Nontraditional Student Pursues Future in Nursing for her Daughter’s Sake
Sarah Brugmann is a self-described “people person” from Mantua who has always wanted to be a nurse. Her own mother was diagnosed with Multiple Sclerosis (MS) even before Sarah was born. Since Sarah — along with her dad and sister — has been a caregiver for her mother for the past 15 years, this has greatly influenced her decision to pursue a future in nursing.
Having worked as a home healthcare provider and as a nurse’s aide, Sarah is a first-year nursing student, initially pursuing an associate’s degree in the short term; a bachelor’s and maybe a master’s degree in the long term. At age 26 and a single mother, Sarah is considered a nontraditional student. She had attended Kent State’s Kent campus seven years ago, but she dropped out to keep working as a night shift nurse’s aide. Now that she is a mother, she is motivated to return to college so she can better provide for her daughter.
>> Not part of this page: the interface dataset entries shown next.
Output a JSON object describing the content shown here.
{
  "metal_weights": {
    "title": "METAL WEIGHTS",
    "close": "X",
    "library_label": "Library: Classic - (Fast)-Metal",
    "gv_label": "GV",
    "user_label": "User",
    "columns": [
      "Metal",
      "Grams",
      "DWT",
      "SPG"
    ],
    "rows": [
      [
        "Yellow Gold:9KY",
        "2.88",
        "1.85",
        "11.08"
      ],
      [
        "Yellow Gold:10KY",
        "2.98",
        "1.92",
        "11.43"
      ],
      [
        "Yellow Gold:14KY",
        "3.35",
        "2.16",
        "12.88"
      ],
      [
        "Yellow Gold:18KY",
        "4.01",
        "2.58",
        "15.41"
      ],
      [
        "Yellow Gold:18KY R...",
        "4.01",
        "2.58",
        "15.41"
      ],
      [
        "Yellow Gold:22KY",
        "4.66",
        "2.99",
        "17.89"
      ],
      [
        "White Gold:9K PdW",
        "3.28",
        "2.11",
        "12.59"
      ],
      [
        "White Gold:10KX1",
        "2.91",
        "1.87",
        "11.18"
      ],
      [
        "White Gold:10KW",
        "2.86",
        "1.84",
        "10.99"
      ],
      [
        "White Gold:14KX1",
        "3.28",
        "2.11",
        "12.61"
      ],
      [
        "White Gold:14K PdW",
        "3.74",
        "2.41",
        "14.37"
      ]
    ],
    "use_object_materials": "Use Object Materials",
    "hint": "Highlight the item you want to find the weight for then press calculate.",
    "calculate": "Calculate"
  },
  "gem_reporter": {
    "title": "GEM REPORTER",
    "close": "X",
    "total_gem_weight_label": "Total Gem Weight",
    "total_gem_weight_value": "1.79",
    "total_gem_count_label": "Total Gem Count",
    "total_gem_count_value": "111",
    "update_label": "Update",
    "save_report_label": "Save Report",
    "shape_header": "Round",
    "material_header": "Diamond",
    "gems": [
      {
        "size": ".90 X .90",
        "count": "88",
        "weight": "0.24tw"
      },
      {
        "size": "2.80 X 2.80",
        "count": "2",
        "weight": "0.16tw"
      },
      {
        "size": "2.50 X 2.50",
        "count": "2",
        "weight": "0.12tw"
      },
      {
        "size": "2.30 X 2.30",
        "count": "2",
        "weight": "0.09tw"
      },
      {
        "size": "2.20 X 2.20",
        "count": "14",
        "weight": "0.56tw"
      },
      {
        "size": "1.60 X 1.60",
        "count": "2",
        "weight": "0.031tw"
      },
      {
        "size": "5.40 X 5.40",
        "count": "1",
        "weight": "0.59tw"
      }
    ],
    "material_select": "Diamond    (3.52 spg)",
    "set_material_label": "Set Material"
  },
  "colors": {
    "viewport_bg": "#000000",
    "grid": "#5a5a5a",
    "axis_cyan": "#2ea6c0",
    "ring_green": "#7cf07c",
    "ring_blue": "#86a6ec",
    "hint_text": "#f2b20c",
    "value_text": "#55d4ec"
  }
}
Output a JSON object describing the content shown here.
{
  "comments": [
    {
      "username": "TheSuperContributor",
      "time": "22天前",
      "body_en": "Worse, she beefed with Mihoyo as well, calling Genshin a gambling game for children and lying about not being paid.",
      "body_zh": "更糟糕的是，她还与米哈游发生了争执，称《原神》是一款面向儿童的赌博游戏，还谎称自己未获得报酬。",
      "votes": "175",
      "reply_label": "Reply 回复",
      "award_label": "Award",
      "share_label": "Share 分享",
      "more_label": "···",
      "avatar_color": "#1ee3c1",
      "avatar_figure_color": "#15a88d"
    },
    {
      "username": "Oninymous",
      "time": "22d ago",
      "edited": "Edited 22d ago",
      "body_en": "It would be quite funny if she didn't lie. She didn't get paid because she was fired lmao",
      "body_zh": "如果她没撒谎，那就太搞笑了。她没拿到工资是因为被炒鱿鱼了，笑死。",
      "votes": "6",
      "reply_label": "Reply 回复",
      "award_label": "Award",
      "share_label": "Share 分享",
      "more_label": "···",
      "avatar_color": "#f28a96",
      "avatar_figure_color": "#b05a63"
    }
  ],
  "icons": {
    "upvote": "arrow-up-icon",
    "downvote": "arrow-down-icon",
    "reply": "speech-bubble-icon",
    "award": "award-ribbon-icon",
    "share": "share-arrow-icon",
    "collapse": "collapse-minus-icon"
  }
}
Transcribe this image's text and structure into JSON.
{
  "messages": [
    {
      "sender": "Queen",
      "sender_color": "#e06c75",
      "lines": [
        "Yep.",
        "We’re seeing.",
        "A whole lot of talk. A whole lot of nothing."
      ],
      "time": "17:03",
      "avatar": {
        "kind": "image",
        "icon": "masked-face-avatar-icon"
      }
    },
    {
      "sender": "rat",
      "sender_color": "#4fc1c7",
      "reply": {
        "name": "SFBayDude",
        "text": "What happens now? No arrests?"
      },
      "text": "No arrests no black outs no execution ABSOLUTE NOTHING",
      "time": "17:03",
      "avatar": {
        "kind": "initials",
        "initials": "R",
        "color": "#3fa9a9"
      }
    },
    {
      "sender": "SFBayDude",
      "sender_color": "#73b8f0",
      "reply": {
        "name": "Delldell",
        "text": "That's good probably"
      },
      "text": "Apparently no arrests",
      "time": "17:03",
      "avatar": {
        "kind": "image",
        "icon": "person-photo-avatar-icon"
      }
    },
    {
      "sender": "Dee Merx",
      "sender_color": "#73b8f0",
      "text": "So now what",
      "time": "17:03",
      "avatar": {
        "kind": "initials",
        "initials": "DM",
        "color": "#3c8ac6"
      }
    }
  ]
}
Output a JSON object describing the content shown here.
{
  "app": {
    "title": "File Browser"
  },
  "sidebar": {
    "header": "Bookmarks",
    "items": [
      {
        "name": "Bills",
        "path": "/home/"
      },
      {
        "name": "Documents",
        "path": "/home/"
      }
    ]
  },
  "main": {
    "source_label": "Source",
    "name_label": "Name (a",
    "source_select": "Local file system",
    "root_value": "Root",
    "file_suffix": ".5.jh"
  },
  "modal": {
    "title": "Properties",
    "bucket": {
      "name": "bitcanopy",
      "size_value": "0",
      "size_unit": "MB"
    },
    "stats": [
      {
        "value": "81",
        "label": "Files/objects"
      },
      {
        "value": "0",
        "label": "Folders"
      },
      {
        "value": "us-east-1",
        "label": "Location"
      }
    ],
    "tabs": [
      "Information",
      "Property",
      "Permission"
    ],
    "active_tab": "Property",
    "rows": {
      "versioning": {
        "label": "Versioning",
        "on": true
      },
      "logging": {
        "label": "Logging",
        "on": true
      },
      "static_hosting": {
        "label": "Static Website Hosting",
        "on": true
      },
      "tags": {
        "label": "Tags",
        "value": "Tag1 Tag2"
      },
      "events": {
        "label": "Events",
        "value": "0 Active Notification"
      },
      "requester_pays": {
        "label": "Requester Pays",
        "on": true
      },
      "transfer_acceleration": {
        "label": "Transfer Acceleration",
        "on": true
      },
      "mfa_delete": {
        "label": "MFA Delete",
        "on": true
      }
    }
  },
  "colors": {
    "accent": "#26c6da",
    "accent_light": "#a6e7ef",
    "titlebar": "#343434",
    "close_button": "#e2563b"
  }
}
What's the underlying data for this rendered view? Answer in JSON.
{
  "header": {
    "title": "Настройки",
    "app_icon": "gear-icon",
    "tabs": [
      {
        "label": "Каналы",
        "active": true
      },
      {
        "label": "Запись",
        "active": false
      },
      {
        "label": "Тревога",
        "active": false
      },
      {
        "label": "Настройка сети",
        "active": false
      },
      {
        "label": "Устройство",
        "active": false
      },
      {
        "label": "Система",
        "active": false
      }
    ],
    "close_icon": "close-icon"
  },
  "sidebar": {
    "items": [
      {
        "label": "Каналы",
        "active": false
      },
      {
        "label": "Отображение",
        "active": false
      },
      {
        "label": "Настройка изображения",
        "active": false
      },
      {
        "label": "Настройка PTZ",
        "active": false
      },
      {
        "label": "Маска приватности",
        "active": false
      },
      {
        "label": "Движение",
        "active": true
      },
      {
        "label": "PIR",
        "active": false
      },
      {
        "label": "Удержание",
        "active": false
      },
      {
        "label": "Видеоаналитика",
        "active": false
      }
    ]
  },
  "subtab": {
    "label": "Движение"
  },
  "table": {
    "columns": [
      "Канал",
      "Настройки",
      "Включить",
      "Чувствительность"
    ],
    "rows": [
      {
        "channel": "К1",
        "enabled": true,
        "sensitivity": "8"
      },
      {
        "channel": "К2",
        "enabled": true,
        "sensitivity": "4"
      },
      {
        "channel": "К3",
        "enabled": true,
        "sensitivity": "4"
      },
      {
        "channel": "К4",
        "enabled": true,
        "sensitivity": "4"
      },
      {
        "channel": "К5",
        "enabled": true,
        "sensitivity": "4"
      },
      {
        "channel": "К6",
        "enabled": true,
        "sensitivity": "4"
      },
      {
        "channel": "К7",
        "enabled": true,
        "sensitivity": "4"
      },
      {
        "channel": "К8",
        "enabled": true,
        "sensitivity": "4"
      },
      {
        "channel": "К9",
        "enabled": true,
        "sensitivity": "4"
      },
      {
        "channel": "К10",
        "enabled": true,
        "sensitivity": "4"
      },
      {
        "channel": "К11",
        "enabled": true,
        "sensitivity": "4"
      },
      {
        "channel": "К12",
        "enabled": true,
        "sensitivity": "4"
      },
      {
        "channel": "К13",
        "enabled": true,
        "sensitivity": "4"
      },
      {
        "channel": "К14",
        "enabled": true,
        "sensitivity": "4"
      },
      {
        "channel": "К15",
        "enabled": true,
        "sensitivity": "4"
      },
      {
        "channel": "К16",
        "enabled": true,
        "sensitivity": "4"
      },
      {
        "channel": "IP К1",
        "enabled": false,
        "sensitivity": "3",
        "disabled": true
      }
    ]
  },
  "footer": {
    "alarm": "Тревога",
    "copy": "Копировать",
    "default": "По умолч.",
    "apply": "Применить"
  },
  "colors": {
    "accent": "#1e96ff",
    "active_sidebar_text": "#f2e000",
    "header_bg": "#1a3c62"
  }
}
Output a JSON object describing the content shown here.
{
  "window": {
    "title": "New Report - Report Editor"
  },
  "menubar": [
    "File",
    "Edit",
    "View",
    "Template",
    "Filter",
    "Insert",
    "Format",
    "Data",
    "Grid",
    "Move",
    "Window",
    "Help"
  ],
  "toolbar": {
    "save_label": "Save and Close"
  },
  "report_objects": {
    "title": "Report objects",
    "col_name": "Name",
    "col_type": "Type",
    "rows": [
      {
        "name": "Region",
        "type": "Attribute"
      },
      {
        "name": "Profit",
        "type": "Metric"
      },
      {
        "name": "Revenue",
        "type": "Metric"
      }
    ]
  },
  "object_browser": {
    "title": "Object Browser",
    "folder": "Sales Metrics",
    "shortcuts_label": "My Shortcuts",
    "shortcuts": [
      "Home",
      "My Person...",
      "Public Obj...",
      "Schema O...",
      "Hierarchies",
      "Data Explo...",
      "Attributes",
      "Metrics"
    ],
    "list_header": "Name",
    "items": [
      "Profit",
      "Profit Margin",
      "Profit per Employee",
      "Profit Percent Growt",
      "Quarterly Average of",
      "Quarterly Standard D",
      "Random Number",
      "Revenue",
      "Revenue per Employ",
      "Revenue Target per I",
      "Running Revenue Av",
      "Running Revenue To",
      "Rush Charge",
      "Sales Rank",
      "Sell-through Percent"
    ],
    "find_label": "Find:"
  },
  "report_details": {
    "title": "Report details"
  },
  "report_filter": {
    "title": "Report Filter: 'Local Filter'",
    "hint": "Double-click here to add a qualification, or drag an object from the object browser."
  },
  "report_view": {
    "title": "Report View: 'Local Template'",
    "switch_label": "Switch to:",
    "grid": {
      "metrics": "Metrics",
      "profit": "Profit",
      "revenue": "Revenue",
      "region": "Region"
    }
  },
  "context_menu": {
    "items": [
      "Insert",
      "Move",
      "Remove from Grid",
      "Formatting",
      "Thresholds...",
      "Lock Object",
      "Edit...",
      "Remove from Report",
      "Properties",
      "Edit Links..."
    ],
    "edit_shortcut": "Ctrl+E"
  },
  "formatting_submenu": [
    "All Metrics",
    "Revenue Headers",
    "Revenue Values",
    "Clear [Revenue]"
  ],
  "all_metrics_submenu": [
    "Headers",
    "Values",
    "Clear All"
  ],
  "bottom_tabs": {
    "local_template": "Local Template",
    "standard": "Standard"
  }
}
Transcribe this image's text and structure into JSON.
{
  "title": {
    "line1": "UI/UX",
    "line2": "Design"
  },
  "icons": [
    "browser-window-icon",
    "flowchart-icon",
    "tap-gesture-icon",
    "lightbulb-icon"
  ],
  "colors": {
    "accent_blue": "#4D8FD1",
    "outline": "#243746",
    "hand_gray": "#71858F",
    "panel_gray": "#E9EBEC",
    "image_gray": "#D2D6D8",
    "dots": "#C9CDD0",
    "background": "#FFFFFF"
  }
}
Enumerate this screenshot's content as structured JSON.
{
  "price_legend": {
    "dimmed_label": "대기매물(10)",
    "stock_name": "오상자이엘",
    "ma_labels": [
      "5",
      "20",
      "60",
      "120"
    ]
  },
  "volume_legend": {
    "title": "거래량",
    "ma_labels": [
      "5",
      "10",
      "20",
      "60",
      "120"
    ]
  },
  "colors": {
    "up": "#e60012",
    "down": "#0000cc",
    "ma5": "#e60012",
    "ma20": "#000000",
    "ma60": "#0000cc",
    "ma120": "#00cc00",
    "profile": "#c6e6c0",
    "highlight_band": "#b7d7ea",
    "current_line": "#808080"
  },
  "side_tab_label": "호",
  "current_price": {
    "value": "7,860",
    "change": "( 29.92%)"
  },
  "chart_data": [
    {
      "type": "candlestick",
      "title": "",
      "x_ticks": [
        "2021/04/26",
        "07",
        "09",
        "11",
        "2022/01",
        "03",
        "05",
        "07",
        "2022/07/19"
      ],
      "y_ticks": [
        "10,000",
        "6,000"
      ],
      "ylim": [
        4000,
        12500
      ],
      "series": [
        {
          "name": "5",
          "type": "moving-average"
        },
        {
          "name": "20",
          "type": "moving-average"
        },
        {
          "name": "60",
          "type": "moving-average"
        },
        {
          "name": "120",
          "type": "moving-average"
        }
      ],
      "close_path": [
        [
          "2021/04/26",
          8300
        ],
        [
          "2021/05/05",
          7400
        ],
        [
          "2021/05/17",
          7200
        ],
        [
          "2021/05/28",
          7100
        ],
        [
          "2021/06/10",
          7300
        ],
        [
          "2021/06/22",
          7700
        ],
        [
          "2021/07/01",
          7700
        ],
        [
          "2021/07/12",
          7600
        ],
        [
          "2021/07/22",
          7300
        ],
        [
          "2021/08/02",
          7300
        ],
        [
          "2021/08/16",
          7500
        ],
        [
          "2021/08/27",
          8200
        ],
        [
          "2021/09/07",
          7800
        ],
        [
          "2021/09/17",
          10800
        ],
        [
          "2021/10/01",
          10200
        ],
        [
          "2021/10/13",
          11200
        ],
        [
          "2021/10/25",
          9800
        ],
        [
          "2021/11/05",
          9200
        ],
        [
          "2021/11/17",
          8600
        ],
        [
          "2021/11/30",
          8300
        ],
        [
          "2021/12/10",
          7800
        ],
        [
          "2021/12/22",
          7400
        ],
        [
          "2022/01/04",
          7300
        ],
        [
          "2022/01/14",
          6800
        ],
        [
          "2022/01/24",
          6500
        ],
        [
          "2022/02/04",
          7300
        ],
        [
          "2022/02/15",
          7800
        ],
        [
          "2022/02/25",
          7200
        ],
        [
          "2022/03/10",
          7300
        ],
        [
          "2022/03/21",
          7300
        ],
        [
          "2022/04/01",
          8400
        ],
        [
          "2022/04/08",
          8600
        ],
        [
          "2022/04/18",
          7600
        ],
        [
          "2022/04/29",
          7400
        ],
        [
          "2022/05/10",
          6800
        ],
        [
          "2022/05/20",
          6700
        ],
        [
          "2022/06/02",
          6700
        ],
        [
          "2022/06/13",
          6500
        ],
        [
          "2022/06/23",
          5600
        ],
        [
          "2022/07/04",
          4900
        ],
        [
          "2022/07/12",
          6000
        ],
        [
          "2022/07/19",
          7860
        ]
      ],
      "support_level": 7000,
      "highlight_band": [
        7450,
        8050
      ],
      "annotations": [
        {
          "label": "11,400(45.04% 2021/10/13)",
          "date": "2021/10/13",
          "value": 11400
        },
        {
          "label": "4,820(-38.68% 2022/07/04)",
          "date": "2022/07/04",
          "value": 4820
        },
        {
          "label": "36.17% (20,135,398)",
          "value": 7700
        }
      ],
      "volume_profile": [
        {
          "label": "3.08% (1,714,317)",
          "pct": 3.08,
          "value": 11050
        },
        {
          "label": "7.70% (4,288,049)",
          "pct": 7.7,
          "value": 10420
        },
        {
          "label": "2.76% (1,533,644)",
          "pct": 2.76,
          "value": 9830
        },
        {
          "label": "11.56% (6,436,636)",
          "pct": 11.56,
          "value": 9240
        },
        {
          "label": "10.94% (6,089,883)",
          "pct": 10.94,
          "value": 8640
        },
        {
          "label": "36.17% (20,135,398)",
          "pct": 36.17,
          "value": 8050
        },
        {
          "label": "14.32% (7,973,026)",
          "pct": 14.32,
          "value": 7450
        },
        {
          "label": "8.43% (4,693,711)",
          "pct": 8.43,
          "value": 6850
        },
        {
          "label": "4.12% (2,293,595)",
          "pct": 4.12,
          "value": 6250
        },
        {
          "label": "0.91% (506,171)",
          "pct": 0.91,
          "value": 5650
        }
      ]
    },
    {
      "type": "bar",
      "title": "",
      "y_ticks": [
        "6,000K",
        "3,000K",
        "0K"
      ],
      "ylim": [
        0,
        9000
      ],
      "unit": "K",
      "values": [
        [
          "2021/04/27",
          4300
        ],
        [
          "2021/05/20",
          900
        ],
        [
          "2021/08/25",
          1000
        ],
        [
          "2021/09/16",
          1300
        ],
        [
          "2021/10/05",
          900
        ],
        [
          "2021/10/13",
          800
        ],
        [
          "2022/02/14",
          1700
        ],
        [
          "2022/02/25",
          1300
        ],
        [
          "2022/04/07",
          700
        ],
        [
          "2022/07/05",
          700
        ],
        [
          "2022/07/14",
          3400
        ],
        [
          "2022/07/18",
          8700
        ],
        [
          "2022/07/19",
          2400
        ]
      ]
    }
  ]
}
“Now,” she says, “I am ready for school and I’m enjoying Kent State Geauga and the Regional Academic Center with their smaller classes, increased interactions with professors and students, and the ability to meet so many more people. I know that sounds ironic since there are so many more students at Kent State Kent campus, but how do you get to know anyone in a lecture hall with 150 students? Besides, it’s 40 percent cheaper to get my education here. I’ll take it!”
Sarah acknowledges that the nursing program is difficult, but the support she receives from her professors helps her move forward. Anatomy and Physiology professor Daniela Popescu, M.D., Ph.D., has been especially helpful, Sarah says. “She is very easy to talk to and she answers my every question.”
Even beyond the classroom, Dr. Popescu has shared resources from her MS research through the Cleveland Clinic to support Sarah’s mother as she navigates the symptoms of MS. “She has gone out of her way to help me and my family, whether it be an educational article or just being someone I can talk to who understands the disease!” Sarah says.
In addition to her dedication as a mother and a student, Sarah is also committed to leadership within the student body. She serves as vice president of the Kent Sate Geauga Student Government at the Regional Academic Center, she is a student advocate within the Wellness Student Organization (The Wellness Club), and she is an active member of the National Student Nurses Association (NSNA). In addition, Sarah is a student worker, assisting Dean Spalsbury and the Kent State Geauga communications and marketing department.
“I am busy all the time!” Sarah admits. “I never stop moving and it is definitely a struggle to manage my time. But thankfully, I get support from family and friends who have helped me a great deal, watching my daughter on the weekends so I can get in study time. Also, being qualified for free childcare through the state, my daughter is at daycare during the week. Two years ago, before I started back to school, I was a bank teller and struggled to make ends meet. I knew I had to make a change.”
That was then. This is now. “Now I can go to school and reach for my goal to become an oncology, intensive care or hospice nurse,” Sarah says. “My options are endless. Now I am really moving forward!”